WHAT IS NEEDED: Copy, from the material below, every line in which the word "type" can be found.
EXERCISE INPUT Block Start
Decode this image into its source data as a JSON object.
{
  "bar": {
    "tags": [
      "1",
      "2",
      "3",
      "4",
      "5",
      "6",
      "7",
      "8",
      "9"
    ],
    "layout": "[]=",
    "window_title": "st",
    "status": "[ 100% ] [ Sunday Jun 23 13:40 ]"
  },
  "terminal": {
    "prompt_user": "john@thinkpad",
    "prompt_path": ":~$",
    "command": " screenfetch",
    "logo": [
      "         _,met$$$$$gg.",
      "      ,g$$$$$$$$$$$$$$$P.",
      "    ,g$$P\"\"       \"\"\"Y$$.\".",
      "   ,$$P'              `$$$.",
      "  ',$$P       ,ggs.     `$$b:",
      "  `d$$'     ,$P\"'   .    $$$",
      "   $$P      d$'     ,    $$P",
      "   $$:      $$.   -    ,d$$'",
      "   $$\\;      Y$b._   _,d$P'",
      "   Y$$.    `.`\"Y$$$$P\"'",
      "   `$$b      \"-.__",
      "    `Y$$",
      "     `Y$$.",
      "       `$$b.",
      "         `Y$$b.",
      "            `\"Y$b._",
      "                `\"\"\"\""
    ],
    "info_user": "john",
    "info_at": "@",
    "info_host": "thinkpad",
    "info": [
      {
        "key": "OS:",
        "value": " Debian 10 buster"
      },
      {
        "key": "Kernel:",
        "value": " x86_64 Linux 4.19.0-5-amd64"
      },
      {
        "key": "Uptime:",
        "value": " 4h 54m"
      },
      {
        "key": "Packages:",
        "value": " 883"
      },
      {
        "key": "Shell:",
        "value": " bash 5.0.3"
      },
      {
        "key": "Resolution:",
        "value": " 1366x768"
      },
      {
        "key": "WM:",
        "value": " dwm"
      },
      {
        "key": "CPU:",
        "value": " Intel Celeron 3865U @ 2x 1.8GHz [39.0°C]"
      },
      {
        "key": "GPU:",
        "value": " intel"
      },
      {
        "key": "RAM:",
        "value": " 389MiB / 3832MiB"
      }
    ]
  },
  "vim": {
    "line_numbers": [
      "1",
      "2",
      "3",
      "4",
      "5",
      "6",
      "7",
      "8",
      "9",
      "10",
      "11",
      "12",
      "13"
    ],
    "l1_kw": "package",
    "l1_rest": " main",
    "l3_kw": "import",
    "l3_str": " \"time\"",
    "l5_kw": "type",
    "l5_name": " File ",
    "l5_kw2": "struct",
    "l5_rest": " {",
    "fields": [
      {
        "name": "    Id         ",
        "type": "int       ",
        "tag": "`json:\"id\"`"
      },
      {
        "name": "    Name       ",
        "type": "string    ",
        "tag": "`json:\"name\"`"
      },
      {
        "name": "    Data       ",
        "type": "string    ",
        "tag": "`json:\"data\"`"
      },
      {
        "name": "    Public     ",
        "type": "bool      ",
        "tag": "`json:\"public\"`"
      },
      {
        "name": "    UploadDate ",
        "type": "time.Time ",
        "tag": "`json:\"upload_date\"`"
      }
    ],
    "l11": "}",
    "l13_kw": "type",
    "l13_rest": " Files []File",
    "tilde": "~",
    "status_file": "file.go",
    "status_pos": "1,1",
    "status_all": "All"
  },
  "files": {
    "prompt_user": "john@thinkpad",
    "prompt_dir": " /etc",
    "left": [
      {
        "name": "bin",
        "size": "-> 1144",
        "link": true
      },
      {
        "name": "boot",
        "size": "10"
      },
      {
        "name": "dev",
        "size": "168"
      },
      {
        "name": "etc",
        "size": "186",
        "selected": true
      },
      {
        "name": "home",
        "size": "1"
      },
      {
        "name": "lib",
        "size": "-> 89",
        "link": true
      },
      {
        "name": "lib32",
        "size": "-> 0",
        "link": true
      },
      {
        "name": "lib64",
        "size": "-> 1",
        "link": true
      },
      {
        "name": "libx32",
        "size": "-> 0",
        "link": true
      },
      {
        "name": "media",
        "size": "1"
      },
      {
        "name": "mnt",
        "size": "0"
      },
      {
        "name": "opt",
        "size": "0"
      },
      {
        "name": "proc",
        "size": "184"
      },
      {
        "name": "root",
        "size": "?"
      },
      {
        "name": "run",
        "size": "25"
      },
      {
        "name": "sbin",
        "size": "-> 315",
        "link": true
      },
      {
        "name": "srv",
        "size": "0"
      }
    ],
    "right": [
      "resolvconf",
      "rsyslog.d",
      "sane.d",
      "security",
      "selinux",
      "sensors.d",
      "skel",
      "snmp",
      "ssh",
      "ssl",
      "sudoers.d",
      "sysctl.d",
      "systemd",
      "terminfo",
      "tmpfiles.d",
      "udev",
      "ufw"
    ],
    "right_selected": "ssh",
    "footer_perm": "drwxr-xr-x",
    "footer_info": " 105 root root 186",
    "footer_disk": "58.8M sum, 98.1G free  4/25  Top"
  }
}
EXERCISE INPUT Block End
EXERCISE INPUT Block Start
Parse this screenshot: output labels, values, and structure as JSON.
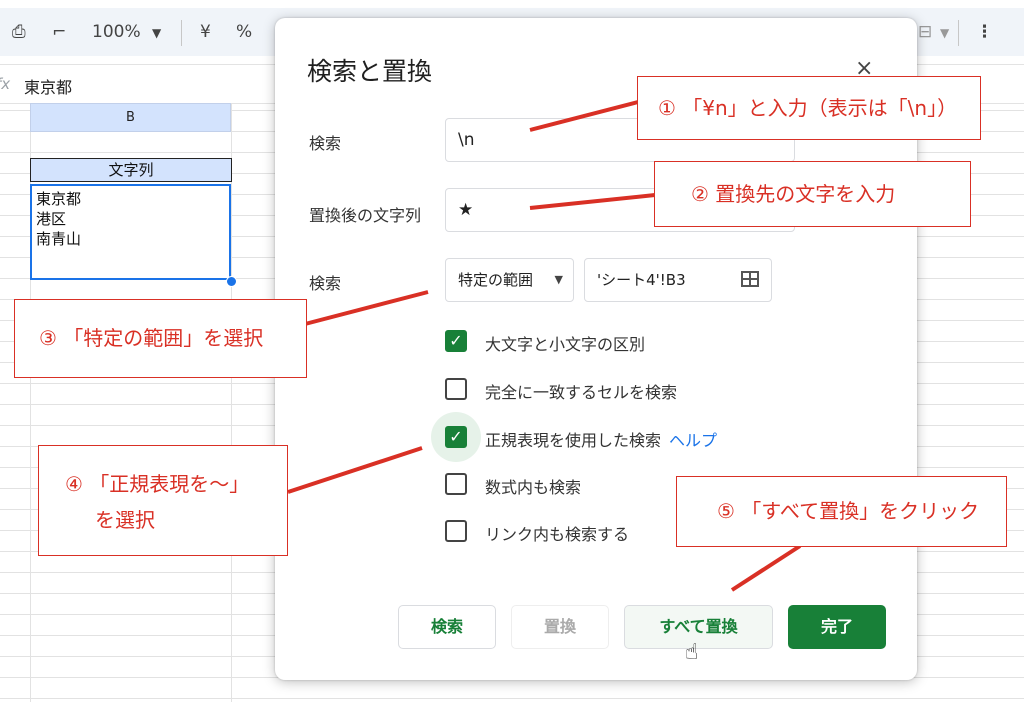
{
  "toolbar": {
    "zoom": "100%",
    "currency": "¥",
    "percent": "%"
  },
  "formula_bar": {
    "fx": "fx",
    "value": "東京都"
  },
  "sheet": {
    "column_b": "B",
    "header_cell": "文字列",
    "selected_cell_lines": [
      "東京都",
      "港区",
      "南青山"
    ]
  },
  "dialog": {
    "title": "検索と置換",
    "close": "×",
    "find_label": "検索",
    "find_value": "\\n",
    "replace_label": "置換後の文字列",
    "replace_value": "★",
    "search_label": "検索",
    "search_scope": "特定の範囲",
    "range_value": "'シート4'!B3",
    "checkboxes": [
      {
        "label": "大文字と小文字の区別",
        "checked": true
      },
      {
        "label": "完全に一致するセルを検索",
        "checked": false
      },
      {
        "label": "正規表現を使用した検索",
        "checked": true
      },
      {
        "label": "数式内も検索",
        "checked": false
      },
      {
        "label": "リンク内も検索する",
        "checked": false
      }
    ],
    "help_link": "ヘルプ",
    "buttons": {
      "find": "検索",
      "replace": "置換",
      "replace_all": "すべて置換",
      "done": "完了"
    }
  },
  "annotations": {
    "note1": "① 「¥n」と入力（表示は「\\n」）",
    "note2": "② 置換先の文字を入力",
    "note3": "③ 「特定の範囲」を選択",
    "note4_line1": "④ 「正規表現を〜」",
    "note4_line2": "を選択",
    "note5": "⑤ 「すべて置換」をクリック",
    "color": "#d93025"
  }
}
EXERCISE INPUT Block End
TASK ANSWER:
    "l5_kw": "type",
        "type": "int       ",
        "type": "string    ",
        "type": "string    ",
        "type": "bool      ",
        "type": "time.Time ",
    "l13_kw": "type",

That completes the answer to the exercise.